§ **EXERCISE DESCRIPTION**
The reply should contain every entry below exactly as written, with no images.

Segment Start: SOURCE RECORDS

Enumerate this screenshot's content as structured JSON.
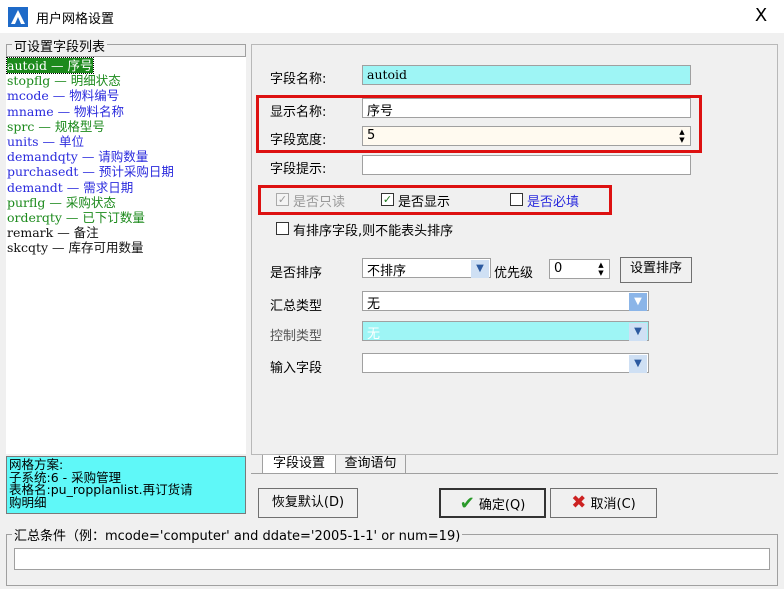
{
  "window": {
    "title": "用户网格设置",
    "close": "X"
  },
  "left": {
    "caption": "可设置字段列表",
    "fields": [
      {
        "text": "autoid — 序号",
        "color": "#1c8a1c",
        "selected": true
      },
      {
        "text": "stopflg — 明细状态",
        "color": "#1c8a1c"
      },
      {
        "text": "mcode — 物料编号",
        "color": "#2b2bdd"
      },
      {
        "text": "mname — 物料名称",
        "color": "#2b2bdd"
      },
      {
        "text": "sprc — 规格型号",
        "color": "#1c8a1c"
      },
      {
        "text": "units — 单位",
        "color": "#2b2bdd"
      },
      {
        "text": "demandqty — 请购数量",
        "color": "#2b2bdd"
      },
      {
        "text": "purchasedt — 预计采购日期",
        "color": "#2b2bdd"
      },
      {
        "text": "demandt — 需求日期",
        "color": "#2b2bdd"
      },
      {
        "text": "purflg — 采购状态",
        "color": "#1c8a1c"
      },
      {
        "text": "orderqty — 已下订数量",
        "color": "#1c8a1c"
      },
      {
        "text": "remark — 备注",
        "color": "#111111"
      },
      {
        "text": "skcqty — 库存可用数量",
        "color": "#111111"
      }
    ],
    "info": [
      "网格方案:",
      "子系统:6 - 采购管理",
      "表格名:pu_ropplanlist.再订货请",
      "购明细"
    ]
  },
  "form": {
    "field_name_label": "字段名称:",
    "field_name_value": "autoid",
    "display_name_label": "显示名称:",
    "display_name_value": "序号",
    "field_width_label": "字段宽度:",
    "field_width_value": "5",
    "field_hint_label": "字段提示:",
    "field_hint_value": "",
    "readonly_label": "是否只读",
    "show_label": "是否显示",
    "required_label": "是否必填",
    "sort_field_label": "有排序字段,则不能表头排序",
    "sort_label": "是否排序",
    "sort_value": "不排序",
    "priority_label": "优先级",
    "priority_value": "0",
    "set_sort_button": "设置排序",
    "summary_type_label": "汇总类型",
    "summary_type_value": "无",
    "control_type_label": "控制类型",
    "control_type_value": "无",
    "input_field_label": "输入字段",
    "input_field_value": "",
    "check_mark": "✓"
  },
  "tabs": [
    {
      "label": "字段设置",
      "active": true
    },
    {
      "label": "查询语句",
      "active": false
    }
  ],
  "buttons": {
    "restore_default": "恢复默认(D)",
    "ok": "确定(Q)",
    "cancel": "取消(C)"
  },
  "bottom": {
    "caption": "汇总条件（例：mcode='computer' and ddate='2005-1-1' or num=19)",
    "value": ""
  },
  "colors": {
    "accent_cyan": "#5ff8f8",
    "highlight_red": "#dd1111",
    "green_text": "#1c8a1c",
    "blue_text": "#2b2bdd"
  }
}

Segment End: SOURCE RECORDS

§ **EXERCISE RESPONSE**
Enumerate this screenshot's content as structured JSON.
{
  "window": {
    "title": "用户网格设置",
    "close": "X"
  },
  "left": {
    "caption": "可设置字段列表",
    "fields": [
      {
        "text": "autoid — 序号",
        "color": "#1c8a1c",
        "selected": true
      },
      {
        "text": "stopflg — 明细状态",
        "color": "#1c8a1c"
      },
      {
        "text": "mcode — 物料编号",
        "color": "#2b2bdd"
      },
      {
        "text": "mname — 物料名称",
        "color": "#2b2bdd"
      },
      {
        "text": "sprc — 规格型号",
        "color": "#1c8a1c"
      },
      {
        "text": "units — 单位",
        "color": "#2b2bdd"
      },
      {
        "text": "demandqty — 请购数量",
        "color": "#2b2bdd"
      },
      {
        "text": "purchasedt — 预计采购日期",
        "color": "#2b2bdd"
      },
      {
        "text": "demandt — 需求日期",
        "color": "#2b2bdd"
      },
      {
        "text": "purflg — 采购状态",
        "color": "#1c8a1c"
      },
      {
        "text": "orderqty — 已下订数量",
        "color": "#1c8a1c"
      },
      {
        "text": "remark — 备注",
        "color": "#111111"
      },
      {
        "text": "skcqty — 库存可用数量",
        "color": "#111111"
      }
    ],
    "info": [
      "网格方案:",
      "子系统:6 - 采购管理",
      "表格名:pu_ropplanlist.再订货请",
      "购明细"
    ]
  },
  "form": {
    "field_name_label": "字段名称:",
    "field_name_value": "autoid",
    "display_name_label": "显示名称:",
    "display_name_value": "序号",
    "field_width_label": "字段宽度:",
    "field_width_value": "5",
    "field_hint_label": "字段提示:",
    "field_hint_value": "",
    "readonly_label": "是否只读",
    "show_label": "是否显示",
    "required_label": "是否必填",
    "sort_field_label": "有排序字段,则不能表头排序",
    "sort_label": "是否排序",
    "sort_value": "不排序",
    "priority_label": "优先级",
    "priority_value": "0",
    "set_sort_button": "设置排序",
    "summary_type_label": "汇总类型",
    "summary_type_value": "无",
    "control_type_label": "控制类型",
    "control_type_value": "无",
    "input_field_label": "输入字段",
    "input_field_value": "",
    "check_mark": "✓"
  },
  "tabs": [
    {
      "label": "字段设置",
      "active": true
    },
    {
      "label": "查询语句",
      "active": false
    }
  ],
  "buttons": {
    "restore_default": "恢复默认(D)",
    "ok": "确定(Q)",
    "cancel": "取消(C)"
  },
  "bottom": {
    "caption": "汇总条件（例：mcode='computer' and ddate='2005-1-1' or num=19)",
    "value": ""
  },
  "colors": {
    "accent_cyan": "#5ff8f8",
    "highlight_red": "#dd1111",
    "green_text": "#1c8a1c",
    "blue_text": "#2b2bdd"
  }
}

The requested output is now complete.